__WORK TO COMPLETE__
Match on the string "icon" in the entries below and return every matching line.

[Entries from a dataset of interfaces]
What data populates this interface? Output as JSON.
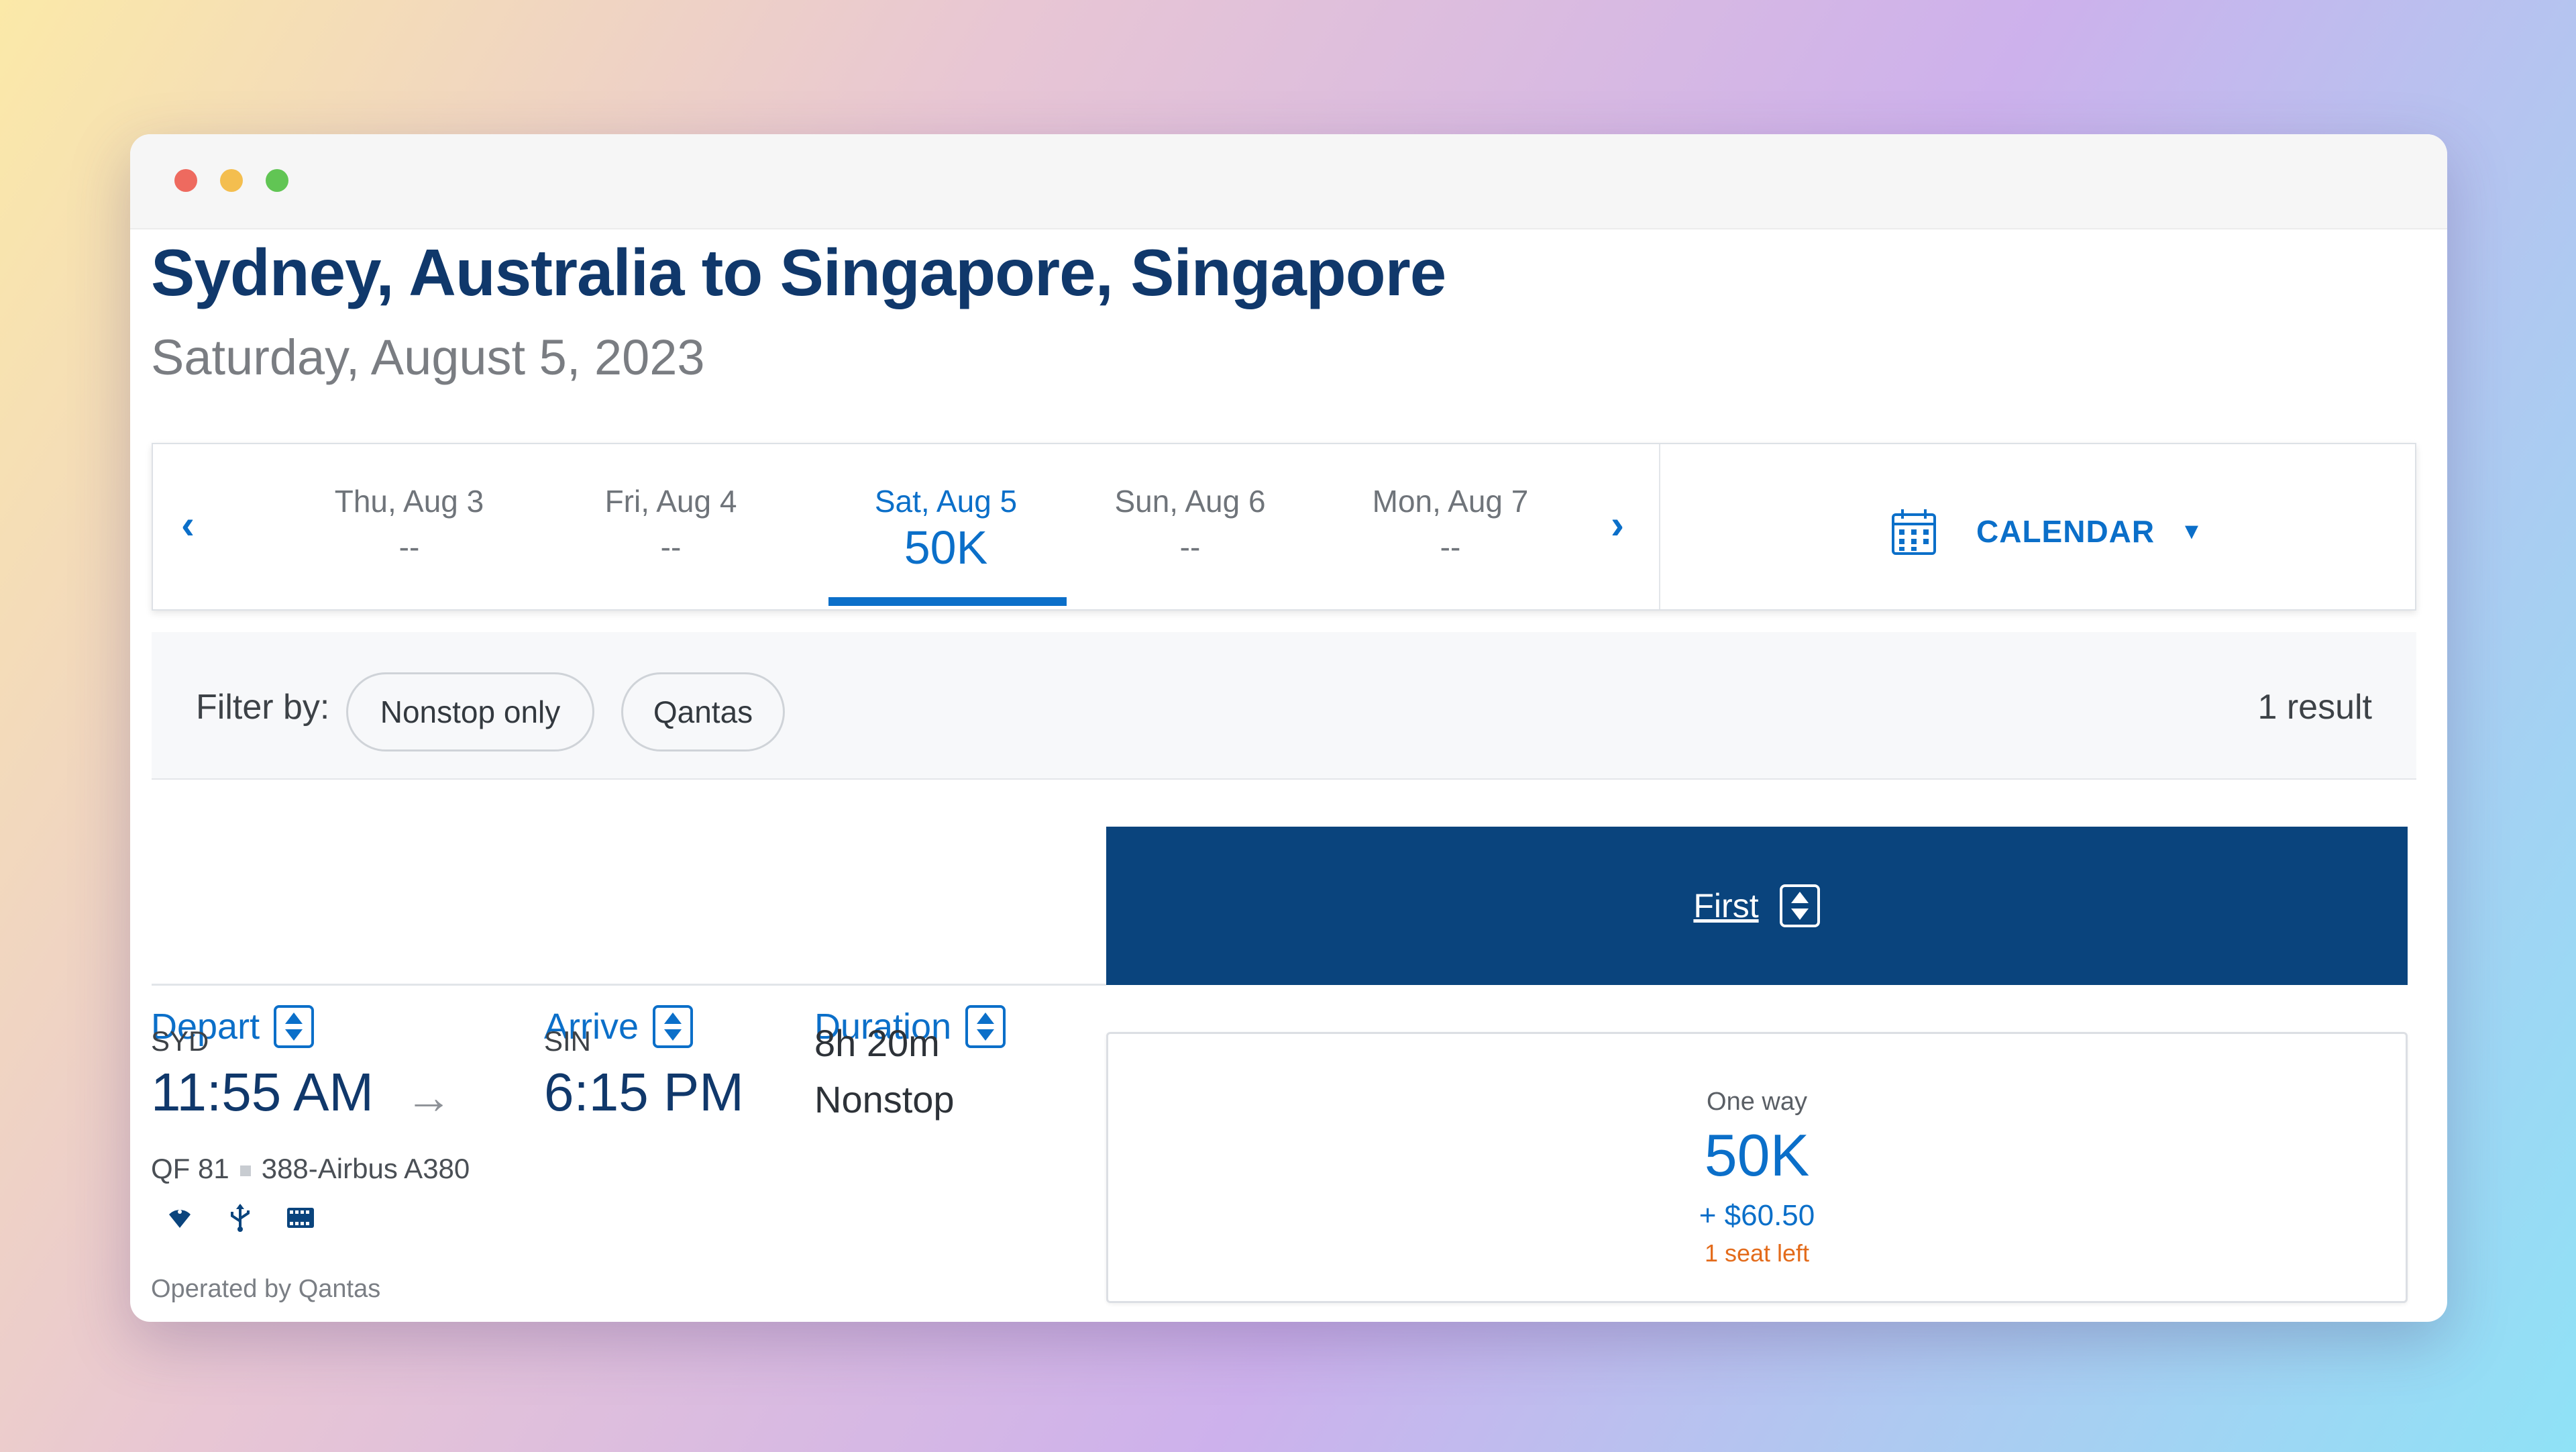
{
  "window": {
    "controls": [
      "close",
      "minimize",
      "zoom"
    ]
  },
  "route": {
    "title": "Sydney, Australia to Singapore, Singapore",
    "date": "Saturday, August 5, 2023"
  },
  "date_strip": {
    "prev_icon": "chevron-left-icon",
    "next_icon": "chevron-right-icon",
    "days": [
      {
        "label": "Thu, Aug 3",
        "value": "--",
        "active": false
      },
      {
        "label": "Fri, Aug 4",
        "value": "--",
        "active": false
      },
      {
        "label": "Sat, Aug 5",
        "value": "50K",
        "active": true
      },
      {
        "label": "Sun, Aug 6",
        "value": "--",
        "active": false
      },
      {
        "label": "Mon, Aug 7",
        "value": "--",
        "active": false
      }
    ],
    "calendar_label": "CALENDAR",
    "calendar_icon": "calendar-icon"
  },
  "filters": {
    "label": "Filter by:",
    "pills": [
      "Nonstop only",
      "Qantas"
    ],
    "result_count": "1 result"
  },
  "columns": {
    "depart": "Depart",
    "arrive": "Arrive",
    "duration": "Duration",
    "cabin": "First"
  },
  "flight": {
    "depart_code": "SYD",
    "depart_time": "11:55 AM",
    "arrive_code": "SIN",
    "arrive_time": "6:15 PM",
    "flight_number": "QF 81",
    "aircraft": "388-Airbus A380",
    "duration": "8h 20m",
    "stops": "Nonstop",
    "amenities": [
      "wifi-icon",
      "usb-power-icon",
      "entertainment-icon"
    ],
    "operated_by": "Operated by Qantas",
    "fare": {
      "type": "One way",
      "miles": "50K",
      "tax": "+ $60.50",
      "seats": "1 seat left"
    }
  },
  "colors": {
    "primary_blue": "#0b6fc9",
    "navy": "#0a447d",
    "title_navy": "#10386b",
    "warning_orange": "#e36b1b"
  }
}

__OUTPUT OF THE EXERCISE__
    "prev_icon": "chevron-left-icon",
    "next_icon": "chevron-right-icon",
    "calendar_icon": "calendar-icon"
      "wifi-icon",
      "usb-power-icon",
      "entertainment-icon"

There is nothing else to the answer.